|Cooperative Classification||F24F11/0009, H02H3/04, F24F2011/0052, F24F11/0012|
|European Classification||F24F11/00R, H02H3/04|
|May 23, 1983||AS||Assignment|
Owner name: CARRIER CORPORATION 120 MADISON ST., SYRACUSE, NY
Free format text: ASSIGNMENT OF ASSIGNORS INTEREST.;ASSIGNOR:HANNETT, WILLIAM J.;REEL/FRAME:004133/0393
Effective date: 19830519
Owner name: CARRIER CORPORATION, A DE CORP., NEW YORK
Free format text: ASSIGNMENT OF ASSIGNORS INTEREST;ASSIGNOR:HANNETT, WILLIAM J.;REEL/FRAME:004133/0393
Effective date: 19830519
|Jun 20, 1988||FPAY||Fee payment|
Year of fee payment: 4
|Sep 29, 1992||REMI||Maintenance fee reminder mailed|
|Feb 28, 1993||LAPS||Lapse for failure to pay maintenance fees|

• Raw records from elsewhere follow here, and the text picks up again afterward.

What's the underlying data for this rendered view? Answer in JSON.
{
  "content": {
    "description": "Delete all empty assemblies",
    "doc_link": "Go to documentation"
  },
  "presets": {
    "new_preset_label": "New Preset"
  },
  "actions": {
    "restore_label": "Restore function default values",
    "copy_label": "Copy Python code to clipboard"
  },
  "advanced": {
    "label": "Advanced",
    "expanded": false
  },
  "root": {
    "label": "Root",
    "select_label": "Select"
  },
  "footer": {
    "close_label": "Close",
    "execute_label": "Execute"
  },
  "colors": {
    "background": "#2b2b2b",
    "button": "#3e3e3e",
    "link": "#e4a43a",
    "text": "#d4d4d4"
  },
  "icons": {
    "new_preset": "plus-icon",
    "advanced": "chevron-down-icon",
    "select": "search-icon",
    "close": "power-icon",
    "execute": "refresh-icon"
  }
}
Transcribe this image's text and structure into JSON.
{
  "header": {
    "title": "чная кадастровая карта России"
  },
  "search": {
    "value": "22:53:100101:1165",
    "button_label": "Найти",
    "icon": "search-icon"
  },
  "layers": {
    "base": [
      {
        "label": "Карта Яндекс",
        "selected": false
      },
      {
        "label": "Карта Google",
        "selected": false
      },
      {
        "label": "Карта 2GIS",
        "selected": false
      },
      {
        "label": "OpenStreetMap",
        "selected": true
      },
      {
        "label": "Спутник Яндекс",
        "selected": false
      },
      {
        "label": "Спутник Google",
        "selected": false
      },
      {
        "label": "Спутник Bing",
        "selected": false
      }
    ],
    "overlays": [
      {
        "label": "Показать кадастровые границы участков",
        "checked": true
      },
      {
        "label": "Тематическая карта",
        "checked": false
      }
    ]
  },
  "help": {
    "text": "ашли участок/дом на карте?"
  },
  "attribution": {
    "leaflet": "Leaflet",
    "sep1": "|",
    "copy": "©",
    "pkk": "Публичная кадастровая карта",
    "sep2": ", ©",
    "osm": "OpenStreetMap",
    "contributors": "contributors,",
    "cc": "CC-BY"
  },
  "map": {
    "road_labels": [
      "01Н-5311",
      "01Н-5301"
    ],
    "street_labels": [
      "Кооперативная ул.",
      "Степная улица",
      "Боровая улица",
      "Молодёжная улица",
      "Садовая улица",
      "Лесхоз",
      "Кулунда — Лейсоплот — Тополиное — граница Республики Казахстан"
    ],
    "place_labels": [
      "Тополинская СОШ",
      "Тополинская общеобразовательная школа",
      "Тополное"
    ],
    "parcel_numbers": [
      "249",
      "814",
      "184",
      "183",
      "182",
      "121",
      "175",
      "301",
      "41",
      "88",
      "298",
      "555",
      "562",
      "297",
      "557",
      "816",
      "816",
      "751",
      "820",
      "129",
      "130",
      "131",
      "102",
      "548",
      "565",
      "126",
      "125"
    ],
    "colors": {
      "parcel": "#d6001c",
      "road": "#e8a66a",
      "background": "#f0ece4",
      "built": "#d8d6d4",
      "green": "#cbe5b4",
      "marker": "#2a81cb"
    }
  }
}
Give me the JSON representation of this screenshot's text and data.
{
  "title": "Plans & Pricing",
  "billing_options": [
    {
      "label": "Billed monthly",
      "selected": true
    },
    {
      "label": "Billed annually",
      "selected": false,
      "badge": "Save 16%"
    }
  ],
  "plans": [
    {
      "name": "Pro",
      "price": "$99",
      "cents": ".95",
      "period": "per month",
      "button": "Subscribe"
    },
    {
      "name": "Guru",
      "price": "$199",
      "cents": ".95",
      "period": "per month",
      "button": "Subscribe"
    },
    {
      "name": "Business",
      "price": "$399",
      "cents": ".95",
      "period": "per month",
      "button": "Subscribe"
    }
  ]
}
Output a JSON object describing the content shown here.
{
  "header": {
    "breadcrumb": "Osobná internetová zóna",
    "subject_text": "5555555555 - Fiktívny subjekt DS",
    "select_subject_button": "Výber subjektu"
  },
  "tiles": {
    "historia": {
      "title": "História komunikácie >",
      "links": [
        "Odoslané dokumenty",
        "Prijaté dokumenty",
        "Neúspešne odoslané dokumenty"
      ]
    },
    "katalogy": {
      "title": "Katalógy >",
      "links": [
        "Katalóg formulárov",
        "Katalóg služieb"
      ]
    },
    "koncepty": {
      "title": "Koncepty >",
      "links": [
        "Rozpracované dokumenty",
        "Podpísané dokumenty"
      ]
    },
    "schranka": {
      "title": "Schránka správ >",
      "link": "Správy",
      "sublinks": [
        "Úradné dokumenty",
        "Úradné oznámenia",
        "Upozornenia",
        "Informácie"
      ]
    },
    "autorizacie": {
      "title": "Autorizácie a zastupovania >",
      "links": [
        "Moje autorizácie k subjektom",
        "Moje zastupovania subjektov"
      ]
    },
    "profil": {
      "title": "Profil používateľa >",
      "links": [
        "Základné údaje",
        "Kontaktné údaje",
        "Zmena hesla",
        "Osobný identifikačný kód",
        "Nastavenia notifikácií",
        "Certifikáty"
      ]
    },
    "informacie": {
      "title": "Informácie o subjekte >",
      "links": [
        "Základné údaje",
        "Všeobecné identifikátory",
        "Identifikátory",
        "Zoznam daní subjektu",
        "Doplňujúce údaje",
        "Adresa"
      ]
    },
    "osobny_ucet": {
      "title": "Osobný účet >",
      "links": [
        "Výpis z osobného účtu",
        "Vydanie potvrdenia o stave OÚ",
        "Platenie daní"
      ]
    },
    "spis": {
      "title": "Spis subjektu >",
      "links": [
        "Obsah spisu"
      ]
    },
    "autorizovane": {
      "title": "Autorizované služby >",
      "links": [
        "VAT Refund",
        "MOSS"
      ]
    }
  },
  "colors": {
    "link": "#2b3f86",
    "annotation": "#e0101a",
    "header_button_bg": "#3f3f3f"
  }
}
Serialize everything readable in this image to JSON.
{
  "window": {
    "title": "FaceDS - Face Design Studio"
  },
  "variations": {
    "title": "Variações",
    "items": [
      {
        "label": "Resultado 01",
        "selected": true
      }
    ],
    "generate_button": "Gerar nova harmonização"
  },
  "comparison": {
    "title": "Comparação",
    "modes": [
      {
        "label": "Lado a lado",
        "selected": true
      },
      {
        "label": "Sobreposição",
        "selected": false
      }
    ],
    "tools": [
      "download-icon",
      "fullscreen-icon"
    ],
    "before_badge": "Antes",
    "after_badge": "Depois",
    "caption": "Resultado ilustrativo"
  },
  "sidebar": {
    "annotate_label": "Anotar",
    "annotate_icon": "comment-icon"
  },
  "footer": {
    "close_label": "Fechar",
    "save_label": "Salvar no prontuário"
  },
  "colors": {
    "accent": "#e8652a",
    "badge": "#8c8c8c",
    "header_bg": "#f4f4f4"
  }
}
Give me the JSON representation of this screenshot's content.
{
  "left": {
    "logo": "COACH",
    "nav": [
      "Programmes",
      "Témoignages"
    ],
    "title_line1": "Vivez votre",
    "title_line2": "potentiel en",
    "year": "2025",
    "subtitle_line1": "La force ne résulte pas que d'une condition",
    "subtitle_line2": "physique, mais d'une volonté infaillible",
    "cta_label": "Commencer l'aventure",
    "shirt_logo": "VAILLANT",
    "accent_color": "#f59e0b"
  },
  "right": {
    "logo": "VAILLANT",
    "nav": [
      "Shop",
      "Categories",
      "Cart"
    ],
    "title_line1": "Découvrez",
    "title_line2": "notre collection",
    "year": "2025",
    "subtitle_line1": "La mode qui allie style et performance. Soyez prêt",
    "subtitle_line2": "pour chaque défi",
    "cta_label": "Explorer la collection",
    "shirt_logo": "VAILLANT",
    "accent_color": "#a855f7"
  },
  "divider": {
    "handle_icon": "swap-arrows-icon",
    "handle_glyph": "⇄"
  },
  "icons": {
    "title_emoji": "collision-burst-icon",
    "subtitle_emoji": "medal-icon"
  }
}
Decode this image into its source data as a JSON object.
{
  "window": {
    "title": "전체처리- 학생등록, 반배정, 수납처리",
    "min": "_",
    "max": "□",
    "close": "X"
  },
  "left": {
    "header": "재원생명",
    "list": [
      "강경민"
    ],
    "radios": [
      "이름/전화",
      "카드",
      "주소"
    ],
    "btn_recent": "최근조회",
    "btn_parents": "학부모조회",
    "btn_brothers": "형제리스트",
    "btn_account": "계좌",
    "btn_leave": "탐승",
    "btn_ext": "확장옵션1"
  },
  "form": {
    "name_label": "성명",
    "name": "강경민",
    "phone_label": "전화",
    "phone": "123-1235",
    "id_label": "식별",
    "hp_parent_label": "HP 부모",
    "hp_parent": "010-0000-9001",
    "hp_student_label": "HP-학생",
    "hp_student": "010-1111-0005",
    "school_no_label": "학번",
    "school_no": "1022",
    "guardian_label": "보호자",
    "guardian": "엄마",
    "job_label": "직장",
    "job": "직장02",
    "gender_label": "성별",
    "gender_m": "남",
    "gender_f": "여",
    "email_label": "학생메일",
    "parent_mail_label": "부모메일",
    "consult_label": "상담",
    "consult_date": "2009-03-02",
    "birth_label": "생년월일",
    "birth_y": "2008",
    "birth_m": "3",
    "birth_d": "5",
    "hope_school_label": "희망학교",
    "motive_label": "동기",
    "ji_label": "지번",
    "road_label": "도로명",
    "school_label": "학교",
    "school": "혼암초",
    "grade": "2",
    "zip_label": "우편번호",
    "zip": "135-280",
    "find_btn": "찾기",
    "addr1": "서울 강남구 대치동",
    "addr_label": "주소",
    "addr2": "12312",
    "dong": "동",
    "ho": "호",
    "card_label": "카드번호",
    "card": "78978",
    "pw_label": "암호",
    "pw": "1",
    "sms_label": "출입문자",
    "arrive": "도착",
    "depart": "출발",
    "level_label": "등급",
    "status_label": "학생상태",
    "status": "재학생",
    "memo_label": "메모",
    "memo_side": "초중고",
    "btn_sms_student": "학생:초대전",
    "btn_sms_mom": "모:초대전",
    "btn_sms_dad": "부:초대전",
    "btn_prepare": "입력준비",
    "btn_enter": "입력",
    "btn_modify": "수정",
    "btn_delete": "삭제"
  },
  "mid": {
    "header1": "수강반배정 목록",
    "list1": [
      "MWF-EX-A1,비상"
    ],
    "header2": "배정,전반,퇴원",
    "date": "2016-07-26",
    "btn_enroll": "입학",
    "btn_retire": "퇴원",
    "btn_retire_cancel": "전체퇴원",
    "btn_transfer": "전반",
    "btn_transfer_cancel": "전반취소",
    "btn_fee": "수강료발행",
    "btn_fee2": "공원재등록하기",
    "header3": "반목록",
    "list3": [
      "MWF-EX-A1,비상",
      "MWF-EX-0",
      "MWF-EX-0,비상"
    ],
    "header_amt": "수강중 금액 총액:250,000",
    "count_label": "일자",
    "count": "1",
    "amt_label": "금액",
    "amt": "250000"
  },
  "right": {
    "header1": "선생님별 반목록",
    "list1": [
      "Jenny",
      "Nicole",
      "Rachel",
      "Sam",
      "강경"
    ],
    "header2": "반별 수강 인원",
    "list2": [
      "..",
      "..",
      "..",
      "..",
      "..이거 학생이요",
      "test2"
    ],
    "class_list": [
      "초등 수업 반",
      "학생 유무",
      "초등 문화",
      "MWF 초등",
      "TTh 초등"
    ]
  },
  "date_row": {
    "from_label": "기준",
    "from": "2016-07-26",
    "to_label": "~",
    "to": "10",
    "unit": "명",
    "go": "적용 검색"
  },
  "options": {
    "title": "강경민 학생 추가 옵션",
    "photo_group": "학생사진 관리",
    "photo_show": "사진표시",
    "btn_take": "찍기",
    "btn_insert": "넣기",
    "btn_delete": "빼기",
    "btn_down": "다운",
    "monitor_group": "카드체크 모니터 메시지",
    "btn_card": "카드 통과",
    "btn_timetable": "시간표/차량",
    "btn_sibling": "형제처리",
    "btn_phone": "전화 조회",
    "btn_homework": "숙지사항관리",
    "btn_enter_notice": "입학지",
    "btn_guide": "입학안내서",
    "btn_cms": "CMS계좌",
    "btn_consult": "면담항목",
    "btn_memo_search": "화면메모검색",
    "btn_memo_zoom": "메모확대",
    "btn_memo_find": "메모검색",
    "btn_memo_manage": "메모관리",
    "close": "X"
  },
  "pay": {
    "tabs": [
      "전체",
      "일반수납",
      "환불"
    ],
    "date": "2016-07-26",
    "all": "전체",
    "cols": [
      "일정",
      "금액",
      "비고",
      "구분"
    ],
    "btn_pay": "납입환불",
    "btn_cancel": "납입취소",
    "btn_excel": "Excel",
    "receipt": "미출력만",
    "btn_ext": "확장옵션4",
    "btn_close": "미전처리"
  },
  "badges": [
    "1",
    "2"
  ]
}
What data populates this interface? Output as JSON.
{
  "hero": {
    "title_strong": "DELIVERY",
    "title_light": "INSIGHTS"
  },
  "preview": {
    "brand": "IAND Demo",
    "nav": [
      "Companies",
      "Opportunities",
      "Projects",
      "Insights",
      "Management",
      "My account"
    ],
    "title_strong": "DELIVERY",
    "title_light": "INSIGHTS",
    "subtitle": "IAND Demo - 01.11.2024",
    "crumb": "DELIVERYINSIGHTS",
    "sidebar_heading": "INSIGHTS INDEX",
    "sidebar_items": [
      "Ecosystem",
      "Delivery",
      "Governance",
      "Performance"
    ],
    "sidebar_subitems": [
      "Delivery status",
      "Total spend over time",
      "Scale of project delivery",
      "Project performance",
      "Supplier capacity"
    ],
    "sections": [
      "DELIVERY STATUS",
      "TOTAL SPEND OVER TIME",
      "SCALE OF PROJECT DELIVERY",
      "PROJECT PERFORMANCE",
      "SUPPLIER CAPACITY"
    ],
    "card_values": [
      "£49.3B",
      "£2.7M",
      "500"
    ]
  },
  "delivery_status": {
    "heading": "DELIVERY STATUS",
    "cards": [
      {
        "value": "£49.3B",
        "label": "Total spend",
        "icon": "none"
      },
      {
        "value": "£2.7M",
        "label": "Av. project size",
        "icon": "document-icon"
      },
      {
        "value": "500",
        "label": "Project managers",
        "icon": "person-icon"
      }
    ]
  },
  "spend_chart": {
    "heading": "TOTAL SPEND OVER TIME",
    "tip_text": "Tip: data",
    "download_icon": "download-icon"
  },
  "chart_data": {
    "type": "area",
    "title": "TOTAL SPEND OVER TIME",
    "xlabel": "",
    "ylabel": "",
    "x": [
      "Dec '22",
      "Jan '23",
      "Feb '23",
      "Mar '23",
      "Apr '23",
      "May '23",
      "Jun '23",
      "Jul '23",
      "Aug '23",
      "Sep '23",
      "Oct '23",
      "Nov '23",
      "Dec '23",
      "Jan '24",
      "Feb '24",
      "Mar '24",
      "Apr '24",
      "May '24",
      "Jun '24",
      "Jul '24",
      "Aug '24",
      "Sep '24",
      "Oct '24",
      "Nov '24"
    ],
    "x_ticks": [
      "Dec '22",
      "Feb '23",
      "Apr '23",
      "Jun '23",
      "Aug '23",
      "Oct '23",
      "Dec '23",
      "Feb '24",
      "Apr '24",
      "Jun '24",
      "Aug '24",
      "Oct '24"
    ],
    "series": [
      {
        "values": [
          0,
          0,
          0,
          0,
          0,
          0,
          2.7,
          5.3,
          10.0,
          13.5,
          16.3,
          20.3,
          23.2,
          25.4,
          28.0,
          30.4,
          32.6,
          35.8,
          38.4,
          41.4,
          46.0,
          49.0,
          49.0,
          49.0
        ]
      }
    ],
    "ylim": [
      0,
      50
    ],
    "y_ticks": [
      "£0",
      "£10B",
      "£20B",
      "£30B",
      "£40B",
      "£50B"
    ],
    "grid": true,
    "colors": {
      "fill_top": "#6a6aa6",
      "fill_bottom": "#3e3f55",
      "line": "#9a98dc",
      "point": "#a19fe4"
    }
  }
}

|May 11, 1993||FP||Expired due to failure to pay maintenance fee|
Effective date: 19930228